- The double layer flounce is another version of the simple flounce. This is simply two layers of flounce with one being shorter than the other. Another variation of the flounce is cut longer and shorter as it tapers to the end of the flounce. The flounce can be cut on a ‘high low’ design and the finished flounce will start wide and become narrow.
- A square flounce gives an interesting edge. The pattern is based on the inner circle as a normal flounce is made, but the outer edge is a square, not a circle. The edges form points and hang like pennants.
- The spiral flounce is an interesting flounce with variations on the flare. You can get really creative with irregular circles and narrow to wide edges.
How to Hem a Flounce
The hem of a flounce is not easy to neaten because of its circular nature. A hem that is too bulky will affect the way the flounce hangs. The best suggestion is to hem the flounce with a serger. The hem is particularly important on a vertical flounce because both sides of the flounce will show as it hangs down the front of a blouse.
Depending on the fabric it is possible to line the flounce either with a self lining or with a lighter weight fabric. Using a lining means no raw edges will show and there is no need for a hem. This works best on fine fabrics with drape such as silk.
How to Get Creative with a Flounce
A flounce can be used to decorate almost anything. They look great on the front of a blouse. A single flounce down the center or multiple circular flounces under each other makes a very beautiful full finish to the front of a bodice. The peplum skirt uses a flounce to create the attached piece of fabric in a circular frill for the peplum addition to the skirt.
A top with a one-shoulder design looks really chic with a flounce to show off the design. One or more flounces look beautiful. A spiral flounce pattern gives more length to cover the shoulder and tapers to fit under the arm for the off-shoulder look.
How to Sew a Flounce
A flounced hem creates a flared look and is very feminine.

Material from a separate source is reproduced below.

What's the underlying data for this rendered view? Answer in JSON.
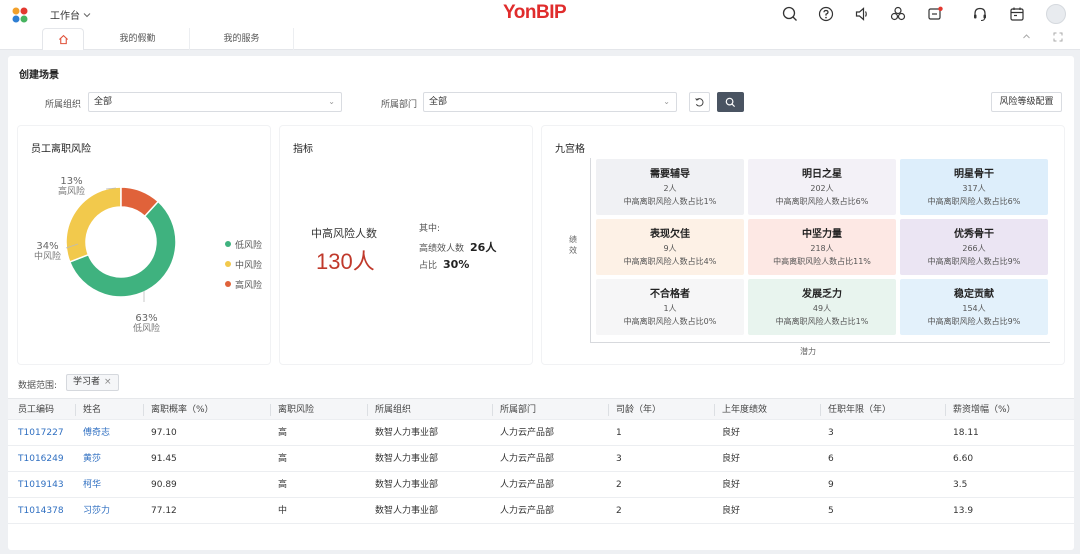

The flounce adds detail to a plain skirt. The beauty of a flared flounce is it does not need gathering. The flounce cut out of a circular design has a natural flare created by the cut-out center circle.
How to Sew a Flounce to a Skirt
The grain of the fabric and the softness of the material creates the flared design without gathers. The inner-circle edge is attached to the hem edge of the skirt.
The length of the skirt needs to be shortened according to the length created with the addition of the flounce. These are all points to consider before adding the flounce. The length of the flounce will affect the length of the skirt.
A flounce is joined to an edge with right sides together. Use a narrow seam allowance of ¼ inch (6mm). Wider seams are harder to sew.
Finish the edge with either a serger or zig-zag stitch. Once the seam is sewn, you can press the join with the seam allowance pointing towards the top of the garment.
Flounces vs Ruffles
Is there a difference between flounces and ruffles - Yes! The difference between the two is a ruffle is gathered to create the fullness. The main difference is a ruffle is a straight piece of fabric while a flounce is a circular piece of fabric that is cut to open the circle and allow it to be sewn as a decorative frill.
The gathers run along the top of the ruffle. A flounce is not gathered. It is smooth along the top of the flounce and the fullness is created by the bias-cut from the circular design.
A flounce is wider at the bottom than at the top.
How to Sew a Flounce - In Conclusion
If you decide to really get your creative juices flowing, the flounce is the way to go. There are so many variations and the draped effect of a flounce makes clothing look elegant and stylish.